Records from a data collection
---------------

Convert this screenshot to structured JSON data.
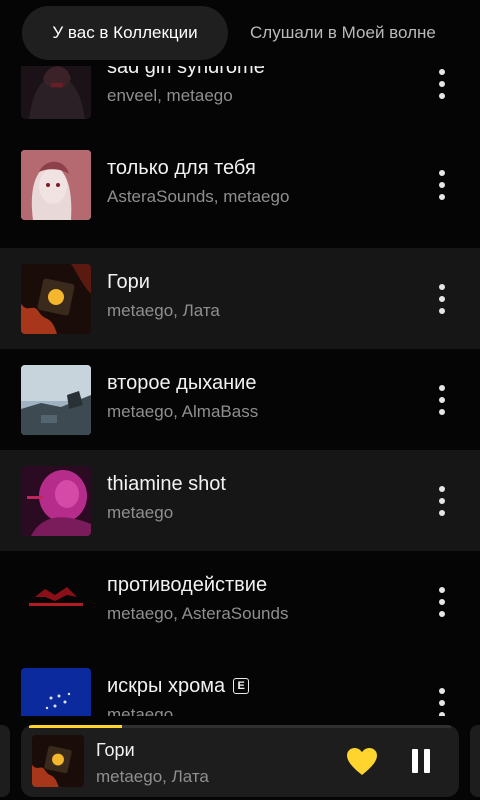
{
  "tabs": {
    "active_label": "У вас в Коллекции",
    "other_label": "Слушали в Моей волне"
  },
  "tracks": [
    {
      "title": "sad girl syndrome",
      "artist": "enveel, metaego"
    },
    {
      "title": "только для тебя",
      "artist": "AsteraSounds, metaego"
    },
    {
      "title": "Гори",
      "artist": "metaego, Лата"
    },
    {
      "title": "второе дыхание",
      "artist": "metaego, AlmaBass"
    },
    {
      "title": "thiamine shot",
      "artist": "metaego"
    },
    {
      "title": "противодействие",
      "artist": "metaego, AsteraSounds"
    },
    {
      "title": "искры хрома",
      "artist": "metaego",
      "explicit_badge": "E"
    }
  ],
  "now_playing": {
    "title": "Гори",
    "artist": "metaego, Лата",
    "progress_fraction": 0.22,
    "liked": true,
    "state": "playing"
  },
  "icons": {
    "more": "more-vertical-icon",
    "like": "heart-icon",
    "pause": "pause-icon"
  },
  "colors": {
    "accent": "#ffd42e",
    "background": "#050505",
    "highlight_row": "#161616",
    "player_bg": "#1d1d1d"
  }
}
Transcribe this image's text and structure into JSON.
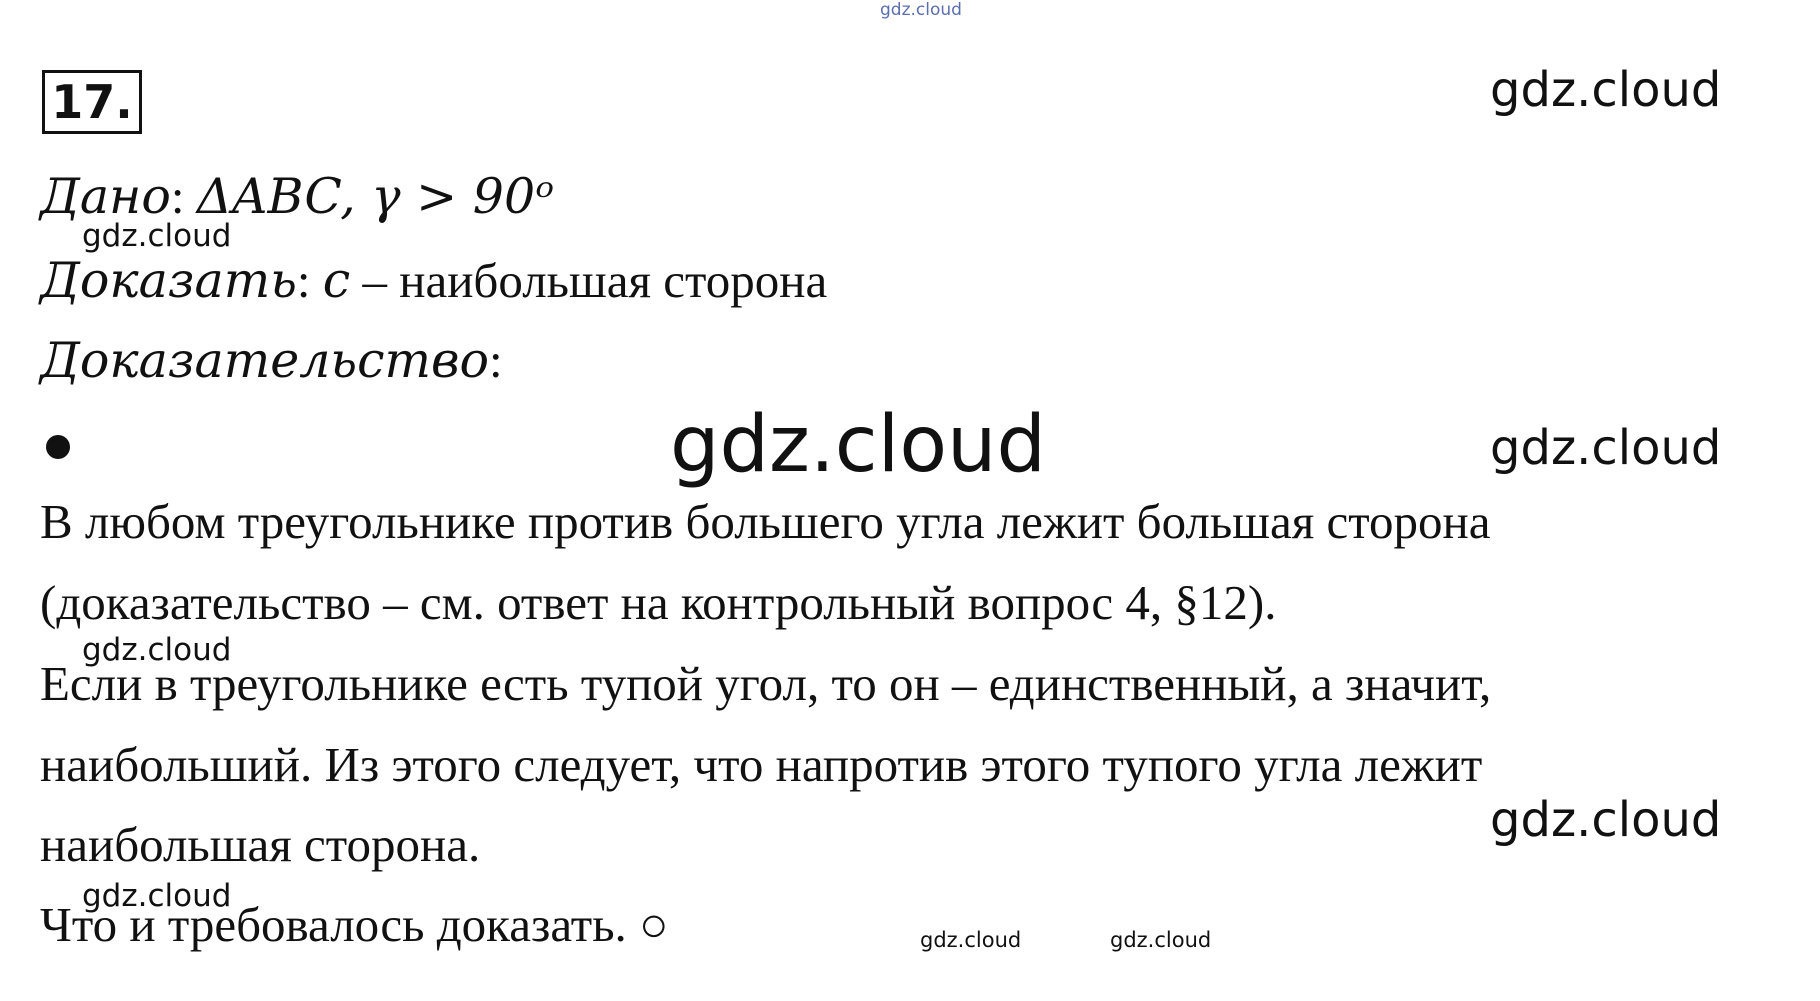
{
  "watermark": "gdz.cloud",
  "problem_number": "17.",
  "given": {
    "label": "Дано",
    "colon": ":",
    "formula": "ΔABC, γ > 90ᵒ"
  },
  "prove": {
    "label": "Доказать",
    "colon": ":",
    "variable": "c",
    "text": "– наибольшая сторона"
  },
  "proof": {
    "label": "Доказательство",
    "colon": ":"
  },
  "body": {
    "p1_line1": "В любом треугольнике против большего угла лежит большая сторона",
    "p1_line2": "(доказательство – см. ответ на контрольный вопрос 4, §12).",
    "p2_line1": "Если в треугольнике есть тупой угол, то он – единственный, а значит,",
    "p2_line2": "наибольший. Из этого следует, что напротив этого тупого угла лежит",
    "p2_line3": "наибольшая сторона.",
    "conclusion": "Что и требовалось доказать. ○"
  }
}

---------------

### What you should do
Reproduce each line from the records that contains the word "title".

### Output for this exercise
      "title": "sad girl syndrome",
      "title": "только для тебя",
      "title": "Гори",
      "title": "второе дыхание",
      "title": "thiamine shot",
      "title": "противодействие",
      "title": "искры хрома",
    "title": "Гори",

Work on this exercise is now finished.